[[ RECORD SET open ]]

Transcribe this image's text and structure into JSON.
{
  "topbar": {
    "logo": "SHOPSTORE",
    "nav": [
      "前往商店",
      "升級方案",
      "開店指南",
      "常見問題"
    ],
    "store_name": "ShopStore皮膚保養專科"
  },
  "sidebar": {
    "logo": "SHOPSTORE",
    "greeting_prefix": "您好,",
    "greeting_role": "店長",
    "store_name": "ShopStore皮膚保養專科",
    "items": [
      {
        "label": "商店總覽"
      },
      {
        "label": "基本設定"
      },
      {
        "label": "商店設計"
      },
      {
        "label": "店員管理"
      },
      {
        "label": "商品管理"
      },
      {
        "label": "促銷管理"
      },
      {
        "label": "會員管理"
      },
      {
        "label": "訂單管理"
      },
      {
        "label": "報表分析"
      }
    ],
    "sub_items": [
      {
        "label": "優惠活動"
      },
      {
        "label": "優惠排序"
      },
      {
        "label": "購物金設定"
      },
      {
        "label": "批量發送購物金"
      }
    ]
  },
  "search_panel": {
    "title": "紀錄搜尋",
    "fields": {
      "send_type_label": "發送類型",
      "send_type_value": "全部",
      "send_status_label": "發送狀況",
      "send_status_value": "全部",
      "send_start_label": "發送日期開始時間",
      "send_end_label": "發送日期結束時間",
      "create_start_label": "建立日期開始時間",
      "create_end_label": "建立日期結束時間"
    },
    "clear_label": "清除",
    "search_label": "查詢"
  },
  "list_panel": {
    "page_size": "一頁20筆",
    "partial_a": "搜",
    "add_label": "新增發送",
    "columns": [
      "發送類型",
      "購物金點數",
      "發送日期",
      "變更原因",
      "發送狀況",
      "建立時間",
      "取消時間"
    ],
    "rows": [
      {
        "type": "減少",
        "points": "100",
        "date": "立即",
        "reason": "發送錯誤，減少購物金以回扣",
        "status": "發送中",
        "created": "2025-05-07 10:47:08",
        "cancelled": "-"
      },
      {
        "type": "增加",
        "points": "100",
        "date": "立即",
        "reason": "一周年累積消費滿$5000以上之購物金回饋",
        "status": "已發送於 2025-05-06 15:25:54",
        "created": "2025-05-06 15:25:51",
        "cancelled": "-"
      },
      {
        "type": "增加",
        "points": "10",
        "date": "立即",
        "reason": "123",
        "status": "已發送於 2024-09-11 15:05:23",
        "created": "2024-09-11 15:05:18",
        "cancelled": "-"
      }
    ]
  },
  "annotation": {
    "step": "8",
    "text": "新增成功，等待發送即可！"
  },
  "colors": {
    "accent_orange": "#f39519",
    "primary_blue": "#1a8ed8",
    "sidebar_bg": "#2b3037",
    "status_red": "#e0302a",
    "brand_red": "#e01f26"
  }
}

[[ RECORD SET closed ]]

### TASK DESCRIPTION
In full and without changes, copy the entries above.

### EXERCISE OUTPUT
Transcribe this image's text and structure into JSON.
{
  "topbar": {
    "logo": "SHOPSTORE",
    "nav": [
      "前往商店",
      "升級方案",
      "開店指南",
      "常見問題"
    ],
    "store_name": "ShopStore皮膚保養專科"
  },
  "sidebar": {
    "logo": "SHOPSTORE",
    "greeting_prefix": "您好,",
    "greeting_role": "店長",
    "store_name": "ShopStore皮膚保養專科",
    "items": [
      {
        "label": "商店總覽"
      },
      {
        "label": "基本設定"
      },
      {
        "label": "商店設計"
      },
      {
        "label": "店員管理"
      },
      {
        "label": "商品管理"
      },
      {
        "label": "促銷管理"
      },
      {
        "label": "會員管理"
      },
      {
        "label": "訂單管理"
      },
      {
        "label": "報表分析"
      }
    ],
    "sub_items": [
      {
        "label": "優惠活動"
      },
      {
        "label": "優惠排序"
      },
      {
        "label": "購物金設定"
      },
      {
        "label": "批量發送購物金"
      }
    ]
  },
  "search_panel": {
    "title": "紀錄搜尋",
    "fields": {
      "send_type_label": "發送類型",
      "send_type_value": "全部",
      "send_status_label": "發送狀況",
      "send_status_value": "全部",
      "send_start_label": "發送日期開始時間",
      "send_end_label": "發送日期結束時間",
      "create_start_label": "建立日期開始時間",
      "create_end_label": "建立日期結束時間"
    },
    "clear_label": "清除",
    "search_label": "查詢"
  },
  "list_panel": {
    "page_size": "一頁20筆",
    "partial_a": "搜",
    "add_label": "新增發送",
    "columns": [
      "發送類型",
      "購物金點數",
      "發送日期",
      "變更原因",
      "發送狀況",
      "建立時間",
      "取消時間"
    ],
    "rows": [
      {
        "type": "減少",
        "points": "100",
        "date": "立即",
        "reason": "發送錯誤，減少購物金以回扣",
        "status": "發送中",
        "created": "2025-05-07 10:47:08",
        "cancelled": "-"
      },
      {
        "type": "增加",
        "points": "100",
        "date": "立即",
        "reason": "一周年累積消費滿$5000以上之購物金回饋",
        "status": "已發送於 2025-05-06 15:25:54",
        "created": "2025-05-06 15:25:51",
        "cancelled": "-"
      },
      {
        "type": "增加",
        "points": "10",
        "date": "立即",
        "reason": "123",
        "status": "已發送於 2024-09-11 15:05:23",
        "created": "2024-09-11 15:05:18",
        "cancelled": "-"
      }
    ]
  },
  "annotation": {
    "step": "8",
    "text": "新增成功，等待發送即可！"
  },
  "colors": {
    "accent_orange": "#f39519",
    "primary_blue": "#1a8ed8",
    "sidebar_bg": "#2b3037",
    "status_red": "#e0302a",
    "brand_red": "#e01f26"
  }
}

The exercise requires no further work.